**To do**
The answer must be an exact reproduction of all the entries.

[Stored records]
========================================================================
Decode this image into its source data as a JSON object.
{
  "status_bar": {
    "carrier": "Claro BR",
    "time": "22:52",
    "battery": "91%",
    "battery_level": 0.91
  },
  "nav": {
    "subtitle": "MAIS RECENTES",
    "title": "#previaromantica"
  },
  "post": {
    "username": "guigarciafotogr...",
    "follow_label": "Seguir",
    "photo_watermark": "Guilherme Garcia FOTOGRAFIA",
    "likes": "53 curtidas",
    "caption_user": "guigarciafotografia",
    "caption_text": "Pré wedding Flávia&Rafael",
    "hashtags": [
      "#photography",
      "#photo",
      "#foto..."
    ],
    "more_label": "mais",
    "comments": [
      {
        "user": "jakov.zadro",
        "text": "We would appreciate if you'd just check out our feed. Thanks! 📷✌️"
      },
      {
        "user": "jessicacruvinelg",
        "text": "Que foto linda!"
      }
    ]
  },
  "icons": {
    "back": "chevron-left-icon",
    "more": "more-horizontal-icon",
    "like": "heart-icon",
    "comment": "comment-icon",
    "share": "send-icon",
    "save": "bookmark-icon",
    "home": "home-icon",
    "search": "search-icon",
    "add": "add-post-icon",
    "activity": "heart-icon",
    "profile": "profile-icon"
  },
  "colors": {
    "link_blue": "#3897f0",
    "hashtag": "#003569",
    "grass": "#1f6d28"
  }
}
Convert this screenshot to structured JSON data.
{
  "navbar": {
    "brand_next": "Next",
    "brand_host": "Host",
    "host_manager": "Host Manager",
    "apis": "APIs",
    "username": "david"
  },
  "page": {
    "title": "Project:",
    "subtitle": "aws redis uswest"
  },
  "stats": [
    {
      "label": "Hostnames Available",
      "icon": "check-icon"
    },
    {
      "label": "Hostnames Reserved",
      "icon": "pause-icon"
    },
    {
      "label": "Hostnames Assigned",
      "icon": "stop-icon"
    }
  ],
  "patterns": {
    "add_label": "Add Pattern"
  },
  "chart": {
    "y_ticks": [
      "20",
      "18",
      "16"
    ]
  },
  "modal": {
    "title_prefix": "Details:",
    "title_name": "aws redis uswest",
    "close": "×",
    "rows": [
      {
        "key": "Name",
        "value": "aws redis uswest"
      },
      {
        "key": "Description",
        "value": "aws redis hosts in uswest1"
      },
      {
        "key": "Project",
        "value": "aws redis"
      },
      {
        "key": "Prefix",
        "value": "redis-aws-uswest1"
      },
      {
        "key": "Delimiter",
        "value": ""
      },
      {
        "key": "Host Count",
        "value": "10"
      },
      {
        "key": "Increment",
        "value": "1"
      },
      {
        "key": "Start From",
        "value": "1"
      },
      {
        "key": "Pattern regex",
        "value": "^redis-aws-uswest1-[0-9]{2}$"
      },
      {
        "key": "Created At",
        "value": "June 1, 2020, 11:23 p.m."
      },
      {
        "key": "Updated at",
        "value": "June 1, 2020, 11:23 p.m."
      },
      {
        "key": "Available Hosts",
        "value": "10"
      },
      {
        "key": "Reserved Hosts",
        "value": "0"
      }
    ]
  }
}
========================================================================
**Reply**
Decode this image into its source data as a JSON object.
{
  "status_bar": {
    "carrier": "Claro BR",
    "time": "22:52",
    "battery": "91%",
    "battery_level": 0.91
  },
  "nav": {
    "subtitle": "MAIS RECENTES",
    "title": "#previaromantica"
  },
  "post": {
    "username": "guigarciafotogr...",
    "follow_label": "Seguir",
    "photo_watermark": "Guilherme Garcia FOTOGRAFIA",
    "likes": "53 curtidas",
    "caption_user": "guigarciafotografia",
    "caption_text": "Pré wedding Flávia&Rafael",
    "hashtags": [
      "#photography",
      "#photo",
      "#foto..."
    ],
    "more_label": "mais",
    "comments": [
      {
        "user": "jakov.zadro",
        "text": "We would appreciate if you'd just check out our feed. Thanks! 📷✌️"
      },
      {
        "user": "jessicacruvinelg",
        "text": "Que foto linda!"
      }
    ]
  },
  "icons": {
    "back": "chevron-left-icon",
    "more": "more-horizontal-icon",
    "like": "heart-icon",
    "comment": "comment-icon",
    "share": "send-icon",
    "save": "bookmark-icon",
    "home": "home-icon",
    "search": "search-icon",
    "add": "add-post-icon",
    "activity": "heart-icon",
    "profile": "profile-icon"
  },
  "colors": {
    "link_blue": "#3897f0",
    "hashtag": "#003569",
    "grass": "#1f6d28"
  }
}
Convert this screenshot to structured JSON data.
{
  "navbar": {
    "brand_next": "Next",
    "brand_host": "Host",
    "host_manager": "Host Manager",
    "apis": "APIs",
    "username": "david"
  },
  "page": {
    "title": "Project:",
    "subtitle": "aws redis uswest"
  },
  "stats": [
    {
      "label": "Hostnames Available",
      "icon": "check-icon"
    },
    {
      "label": "Hostnames Reserved",
      "icon": "pause-icon"
    },
    {
      "label": "Hostnames Assigned",
      "icon": "stop-icon"
    }
  ],
  "patterns": {
    "add_label": "Add Pattern"
  },
  "chart": {
    "y_ticks": [
      "20",
      "18",
      "16"
    ]
  },
  "modal": {
    "title_prefix": "Details:",
    "title_name": "aws redis uswest",
    "close": "×",
    "rows": [
      {
        "key": "Name",
        "value": "aws redis uswest"
      },
      {
        "key": "Description",
        "value": "aws redis hosts in uswest1"
      },
      {
        "key": "Project",
        "value": "aws redis"
      },
      {
        "key": "Prefix",
        "value": "redis-aws-uswest1"
      },
      {
        "key": "Delimiter",
        "value": ""
      },
      {
        "key": "Host Count",
        "value": "10"
      },
      {
        "key": "Increment",
        "value": "1"
      },
      {
        "key": "Start From",
        "value": "1"
      },
      {
        "key": "Pattern regex",
        "value": "^redis-aws-uswest1-[0-9]{2}$"
      },
      {
        "key": "Created At",
        "value": "June 1, 2020, 11:23 p.m."
      },
      {
        "key": "Updated at",
        "value": "June 1, 2020, 11:23 p.m."
      },
      {
        "key": "Available Hosts",
        "value": "10"
      },
      {
        "key": "Reserved Hosts",
        "value": "0"
      }
    ]
  }
}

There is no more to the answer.